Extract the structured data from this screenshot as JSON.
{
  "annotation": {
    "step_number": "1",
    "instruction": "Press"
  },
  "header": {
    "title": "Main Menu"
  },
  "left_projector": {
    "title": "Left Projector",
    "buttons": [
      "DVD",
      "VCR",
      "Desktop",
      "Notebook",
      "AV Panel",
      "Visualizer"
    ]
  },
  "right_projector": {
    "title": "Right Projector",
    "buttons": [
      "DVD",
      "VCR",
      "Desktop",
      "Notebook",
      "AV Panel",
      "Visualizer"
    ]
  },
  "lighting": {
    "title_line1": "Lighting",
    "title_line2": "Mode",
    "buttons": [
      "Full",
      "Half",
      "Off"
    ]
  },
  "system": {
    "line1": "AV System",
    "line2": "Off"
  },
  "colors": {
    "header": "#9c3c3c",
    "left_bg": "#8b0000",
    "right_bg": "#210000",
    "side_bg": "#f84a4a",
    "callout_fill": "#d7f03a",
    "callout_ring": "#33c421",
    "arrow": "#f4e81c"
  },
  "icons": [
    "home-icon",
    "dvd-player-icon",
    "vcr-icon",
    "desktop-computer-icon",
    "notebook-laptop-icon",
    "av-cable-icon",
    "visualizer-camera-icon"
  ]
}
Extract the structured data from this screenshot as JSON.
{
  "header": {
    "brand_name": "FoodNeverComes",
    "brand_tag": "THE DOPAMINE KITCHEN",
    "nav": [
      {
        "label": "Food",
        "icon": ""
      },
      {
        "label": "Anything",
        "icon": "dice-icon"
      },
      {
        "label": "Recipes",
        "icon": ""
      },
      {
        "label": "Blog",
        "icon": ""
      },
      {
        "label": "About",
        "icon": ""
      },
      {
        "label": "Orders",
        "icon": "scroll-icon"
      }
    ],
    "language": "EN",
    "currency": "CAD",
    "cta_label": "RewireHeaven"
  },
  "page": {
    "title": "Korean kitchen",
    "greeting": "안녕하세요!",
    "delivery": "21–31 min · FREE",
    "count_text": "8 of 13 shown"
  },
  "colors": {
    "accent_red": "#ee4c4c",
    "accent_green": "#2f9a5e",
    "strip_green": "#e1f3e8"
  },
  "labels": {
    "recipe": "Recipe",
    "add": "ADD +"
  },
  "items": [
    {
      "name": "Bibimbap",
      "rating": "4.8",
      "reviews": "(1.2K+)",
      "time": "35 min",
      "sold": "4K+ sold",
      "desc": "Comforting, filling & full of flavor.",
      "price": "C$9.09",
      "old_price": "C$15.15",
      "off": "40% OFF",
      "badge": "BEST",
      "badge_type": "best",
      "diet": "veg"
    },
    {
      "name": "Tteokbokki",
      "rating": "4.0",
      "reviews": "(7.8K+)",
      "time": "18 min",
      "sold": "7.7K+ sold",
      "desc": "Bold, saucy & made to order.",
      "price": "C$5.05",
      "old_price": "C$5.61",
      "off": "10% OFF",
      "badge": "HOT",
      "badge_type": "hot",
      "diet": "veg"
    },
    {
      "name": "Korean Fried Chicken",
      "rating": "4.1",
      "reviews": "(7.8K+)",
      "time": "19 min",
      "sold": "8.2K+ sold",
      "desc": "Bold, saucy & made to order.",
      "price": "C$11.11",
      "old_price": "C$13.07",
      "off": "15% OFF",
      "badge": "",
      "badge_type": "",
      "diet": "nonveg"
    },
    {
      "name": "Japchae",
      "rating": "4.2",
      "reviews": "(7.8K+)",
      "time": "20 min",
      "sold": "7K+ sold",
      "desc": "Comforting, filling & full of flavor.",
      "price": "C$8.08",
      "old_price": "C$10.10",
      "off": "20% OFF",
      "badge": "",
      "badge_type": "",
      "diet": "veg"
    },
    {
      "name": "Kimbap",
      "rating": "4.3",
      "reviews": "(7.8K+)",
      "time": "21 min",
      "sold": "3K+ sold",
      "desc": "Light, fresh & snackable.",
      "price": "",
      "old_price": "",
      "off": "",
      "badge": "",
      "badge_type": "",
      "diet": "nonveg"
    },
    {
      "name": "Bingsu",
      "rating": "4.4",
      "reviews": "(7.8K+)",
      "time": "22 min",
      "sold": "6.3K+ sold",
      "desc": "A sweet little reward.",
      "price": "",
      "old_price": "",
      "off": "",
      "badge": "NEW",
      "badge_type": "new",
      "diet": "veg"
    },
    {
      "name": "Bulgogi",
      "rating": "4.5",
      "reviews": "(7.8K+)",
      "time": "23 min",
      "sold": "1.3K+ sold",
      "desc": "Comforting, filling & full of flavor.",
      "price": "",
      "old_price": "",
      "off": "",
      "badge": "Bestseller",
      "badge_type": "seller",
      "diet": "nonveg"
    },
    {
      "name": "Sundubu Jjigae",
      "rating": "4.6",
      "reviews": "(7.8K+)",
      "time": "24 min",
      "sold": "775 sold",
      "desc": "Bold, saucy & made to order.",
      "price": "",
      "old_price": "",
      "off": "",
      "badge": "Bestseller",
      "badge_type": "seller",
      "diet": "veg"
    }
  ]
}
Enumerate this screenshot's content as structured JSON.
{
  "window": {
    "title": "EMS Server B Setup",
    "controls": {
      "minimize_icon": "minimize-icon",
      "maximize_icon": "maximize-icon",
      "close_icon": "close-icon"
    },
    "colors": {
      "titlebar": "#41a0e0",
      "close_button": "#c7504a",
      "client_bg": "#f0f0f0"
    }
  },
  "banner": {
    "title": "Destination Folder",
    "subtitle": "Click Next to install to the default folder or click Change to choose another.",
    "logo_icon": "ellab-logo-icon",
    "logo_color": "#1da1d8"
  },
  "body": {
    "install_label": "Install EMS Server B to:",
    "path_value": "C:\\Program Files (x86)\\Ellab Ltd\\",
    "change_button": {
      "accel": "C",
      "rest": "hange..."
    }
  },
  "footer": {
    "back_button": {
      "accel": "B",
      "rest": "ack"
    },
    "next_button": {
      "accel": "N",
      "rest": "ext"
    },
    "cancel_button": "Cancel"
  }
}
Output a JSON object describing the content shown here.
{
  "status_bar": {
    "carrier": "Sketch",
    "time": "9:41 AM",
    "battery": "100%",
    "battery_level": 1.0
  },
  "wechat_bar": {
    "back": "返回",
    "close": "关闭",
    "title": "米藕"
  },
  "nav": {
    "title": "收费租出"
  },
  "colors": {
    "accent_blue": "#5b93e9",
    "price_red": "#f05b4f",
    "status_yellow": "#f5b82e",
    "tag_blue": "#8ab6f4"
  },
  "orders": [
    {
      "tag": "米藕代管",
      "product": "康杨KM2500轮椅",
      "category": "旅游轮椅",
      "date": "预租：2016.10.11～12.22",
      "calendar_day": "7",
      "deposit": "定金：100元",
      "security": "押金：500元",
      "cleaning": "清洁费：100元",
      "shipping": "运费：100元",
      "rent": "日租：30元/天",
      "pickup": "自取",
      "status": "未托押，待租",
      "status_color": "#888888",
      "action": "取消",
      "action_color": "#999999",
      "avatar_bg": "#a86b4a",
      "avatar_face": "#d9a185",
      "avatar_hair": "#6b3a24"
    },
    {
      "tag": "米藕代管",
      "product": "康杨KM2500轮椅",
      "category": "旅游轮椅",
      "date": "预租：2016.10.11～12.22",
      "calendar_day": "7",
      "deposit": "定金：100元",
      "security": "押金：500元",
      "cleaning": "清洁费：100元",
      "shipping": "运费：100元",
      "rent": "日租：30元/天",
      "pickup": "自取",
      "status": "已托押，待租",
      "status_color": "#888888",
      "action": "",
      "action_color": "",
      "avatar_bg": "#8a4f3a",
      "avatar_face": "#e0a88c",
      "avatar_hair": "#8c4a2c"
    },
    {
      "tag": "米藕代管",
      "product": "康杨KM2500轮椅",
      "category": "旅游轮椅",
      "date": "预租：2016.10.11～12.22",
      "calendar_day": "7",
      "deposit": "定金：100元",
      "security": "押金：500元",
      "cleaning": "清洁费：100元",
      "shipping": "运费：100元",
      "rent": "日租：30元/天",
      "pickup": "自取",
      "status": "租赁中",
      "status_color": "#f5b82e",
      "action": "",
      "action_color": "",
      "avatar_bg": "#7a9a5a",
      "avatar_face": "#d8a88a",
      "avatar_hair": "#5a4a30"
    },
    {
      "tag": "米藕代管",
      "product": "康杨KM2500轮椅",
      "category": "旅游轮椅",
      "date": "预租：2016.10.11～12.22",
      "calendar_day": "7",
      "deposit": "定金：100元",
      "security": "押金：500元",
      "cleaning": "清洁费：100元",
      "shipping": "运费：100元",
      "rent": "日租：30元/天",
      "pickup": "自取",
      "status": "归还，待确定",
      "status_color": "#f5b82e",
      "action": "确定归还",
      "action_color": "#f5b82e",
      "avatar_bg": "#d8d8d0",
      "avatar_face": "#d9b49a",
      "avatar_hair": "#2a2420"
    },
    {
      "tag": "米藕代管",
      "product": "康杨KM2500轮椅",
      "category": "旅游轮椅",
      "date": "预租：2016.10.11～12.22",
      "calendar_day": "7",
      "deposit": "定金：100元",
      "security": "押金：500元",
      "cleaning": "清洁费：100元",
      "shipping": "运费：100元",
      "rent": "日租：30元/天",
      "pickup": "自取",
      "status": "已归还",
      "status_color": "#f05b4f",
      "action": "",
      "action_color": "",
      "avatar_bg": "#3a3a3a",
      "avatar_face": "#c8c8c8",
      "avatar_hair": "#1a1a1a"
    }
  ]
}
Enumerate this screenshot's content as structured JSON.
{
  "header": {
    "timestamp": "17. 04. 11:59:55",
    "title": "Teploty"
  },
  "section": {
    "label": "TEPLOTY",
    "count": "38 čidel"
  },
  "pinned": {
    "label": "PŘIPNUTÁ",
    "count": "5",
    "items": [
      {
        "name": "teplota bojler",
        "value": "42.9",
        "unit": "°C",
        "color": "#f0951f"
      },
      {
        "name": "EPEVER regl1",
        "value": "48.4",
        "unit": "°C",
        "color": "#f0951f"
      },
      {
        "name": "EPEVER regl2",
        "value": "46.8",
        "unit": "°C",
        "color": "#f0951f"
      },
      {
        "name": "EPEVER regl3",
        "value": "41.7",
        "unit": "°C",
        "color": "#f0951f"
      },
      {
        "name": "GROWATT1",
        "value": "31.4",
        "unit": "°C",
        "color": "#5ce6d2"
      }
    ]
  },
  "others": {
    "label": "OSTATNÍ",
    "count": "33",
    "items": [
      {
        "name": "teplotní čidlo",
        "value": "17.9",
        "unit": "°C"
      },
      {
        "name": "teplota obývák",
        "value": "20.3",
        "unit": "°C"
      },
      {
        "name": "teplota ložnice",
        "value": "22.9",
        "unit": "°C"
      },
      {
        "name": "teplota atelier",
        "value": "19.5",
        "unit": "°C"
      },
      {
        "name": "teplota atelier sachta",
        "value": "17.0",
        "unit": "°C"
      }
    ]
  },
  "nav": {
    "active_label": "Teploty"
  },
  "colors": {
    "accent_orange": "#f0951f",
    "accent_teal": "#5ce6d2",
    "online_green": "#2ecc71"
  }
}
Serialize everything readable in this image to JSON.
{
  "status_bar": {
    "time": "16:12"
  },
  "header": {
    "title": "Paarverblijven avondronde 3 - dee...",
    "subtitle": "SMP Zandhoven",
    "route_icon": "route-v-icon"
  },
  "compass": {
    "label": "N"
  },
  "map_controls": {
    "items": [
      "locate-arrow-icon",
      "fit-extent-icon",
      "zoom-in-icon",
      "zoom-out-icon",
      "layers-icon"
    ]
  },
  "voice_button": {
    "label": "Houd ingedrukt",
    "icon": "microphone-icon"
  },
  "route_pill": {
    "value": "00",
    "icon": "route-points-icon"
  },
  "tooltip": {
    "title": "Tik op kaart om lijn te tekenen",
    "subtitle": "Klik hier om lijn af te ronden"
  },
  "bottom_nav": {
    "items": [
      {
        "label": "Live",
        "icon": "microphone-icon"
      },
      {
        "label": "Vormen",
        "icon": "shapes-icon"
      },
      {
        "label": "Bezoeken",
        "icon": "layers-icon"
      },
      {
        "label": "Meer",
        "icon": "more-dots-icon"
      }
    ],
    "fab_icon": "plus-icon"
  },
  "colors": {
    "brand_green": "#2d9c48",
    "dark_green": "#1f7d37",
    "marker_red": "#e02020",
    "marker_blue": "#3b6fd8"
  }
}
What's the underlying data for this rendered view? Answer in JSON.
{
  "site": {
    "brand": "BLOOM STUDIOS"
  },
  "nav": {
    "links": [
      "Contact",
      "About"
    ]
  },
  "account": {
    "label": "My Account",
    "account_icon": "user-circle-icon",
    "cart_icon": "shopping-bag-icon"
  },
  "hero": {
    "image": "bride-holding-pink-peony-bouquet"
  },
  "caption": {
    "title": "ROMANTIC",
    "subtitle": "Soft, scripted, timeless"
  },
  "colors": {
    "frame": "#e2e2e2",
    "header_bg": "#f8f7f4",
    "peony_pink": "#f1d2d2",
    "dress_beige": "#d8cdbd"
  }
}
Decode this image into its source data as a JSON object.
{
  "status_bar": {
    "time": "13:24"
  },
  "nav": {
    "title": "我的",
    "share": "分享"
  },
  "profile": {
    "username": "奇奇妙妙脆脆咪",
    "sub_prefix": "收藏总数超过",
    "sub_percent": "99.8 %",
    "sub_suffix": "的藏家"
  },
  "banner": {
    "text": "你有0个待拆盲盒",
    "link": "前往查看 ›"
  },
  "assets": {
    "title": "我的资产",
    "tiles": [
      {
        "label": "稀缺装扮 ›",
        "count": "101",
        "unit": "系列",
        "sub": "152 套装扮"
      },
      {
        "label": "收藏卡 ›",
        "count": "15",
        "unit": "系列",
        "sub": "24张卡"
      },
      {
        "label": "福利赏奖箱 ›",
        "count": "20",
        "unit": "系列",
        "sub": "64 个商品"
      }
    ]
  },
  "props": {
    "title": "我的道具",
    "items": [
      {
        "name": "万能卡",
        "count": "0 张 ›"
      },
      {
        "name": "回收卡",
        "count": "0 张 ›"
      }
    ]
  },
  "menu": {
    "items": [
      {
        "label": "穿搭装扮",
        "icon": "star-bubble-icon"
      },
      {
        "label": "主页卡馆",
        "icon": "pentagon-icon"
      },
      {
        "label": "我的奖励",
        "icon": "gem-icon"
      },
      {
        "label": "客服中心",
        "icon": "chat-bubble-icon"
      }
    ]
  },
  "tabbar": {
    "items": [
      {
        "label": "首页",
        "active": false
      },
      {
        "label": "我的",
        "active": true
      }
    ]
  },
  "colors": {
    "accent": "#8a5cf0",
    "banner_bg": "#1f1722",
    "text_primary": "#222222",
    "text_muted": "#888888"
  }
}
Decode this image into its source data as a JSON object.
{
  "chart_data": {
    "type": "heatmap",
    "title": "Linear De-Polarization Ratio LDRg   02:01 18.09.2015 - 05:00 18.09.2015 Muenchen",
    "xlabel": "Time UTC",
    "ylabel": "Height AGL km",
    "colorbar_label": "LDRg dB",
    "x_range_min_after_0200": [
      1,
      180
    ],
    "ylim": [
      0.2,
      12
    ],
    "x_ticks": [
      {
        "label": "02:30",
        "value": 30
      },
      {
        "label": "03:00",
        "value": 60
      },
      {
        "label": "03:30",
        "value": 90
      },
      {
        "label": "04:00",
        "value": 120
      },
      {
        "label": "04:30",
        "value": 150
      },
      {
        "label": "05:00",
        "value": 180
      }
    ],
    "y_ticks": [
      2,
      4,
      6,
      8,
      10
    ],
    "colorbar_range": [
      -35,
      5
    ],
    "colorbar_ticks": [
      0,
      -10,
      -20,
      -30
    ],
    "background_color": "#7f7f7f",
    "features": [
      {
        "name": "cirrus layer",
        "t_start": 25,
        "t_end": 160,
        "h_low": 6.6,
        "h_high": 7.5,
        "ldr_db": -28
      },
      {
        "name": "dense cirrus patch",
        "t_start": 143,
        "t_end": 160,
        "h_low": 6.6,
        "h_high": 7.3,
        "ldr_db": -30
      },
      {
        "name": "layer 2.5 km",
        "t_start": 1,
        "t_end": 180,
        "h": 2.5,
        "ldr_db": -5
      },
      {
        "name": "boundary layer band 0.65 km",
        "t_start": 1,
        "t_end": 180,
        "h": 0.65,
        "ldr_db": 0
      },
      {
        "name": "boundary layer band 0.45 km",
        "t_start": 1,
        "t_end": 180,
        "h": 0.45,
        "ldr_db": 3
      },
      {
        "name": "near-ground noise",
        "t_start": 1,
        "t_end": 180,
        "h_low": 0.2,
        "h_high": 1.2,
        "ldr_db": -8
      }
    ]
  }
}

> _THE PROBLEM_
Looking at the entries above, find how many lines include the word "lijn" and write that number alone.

> _PROBLEM SOLUTION_
2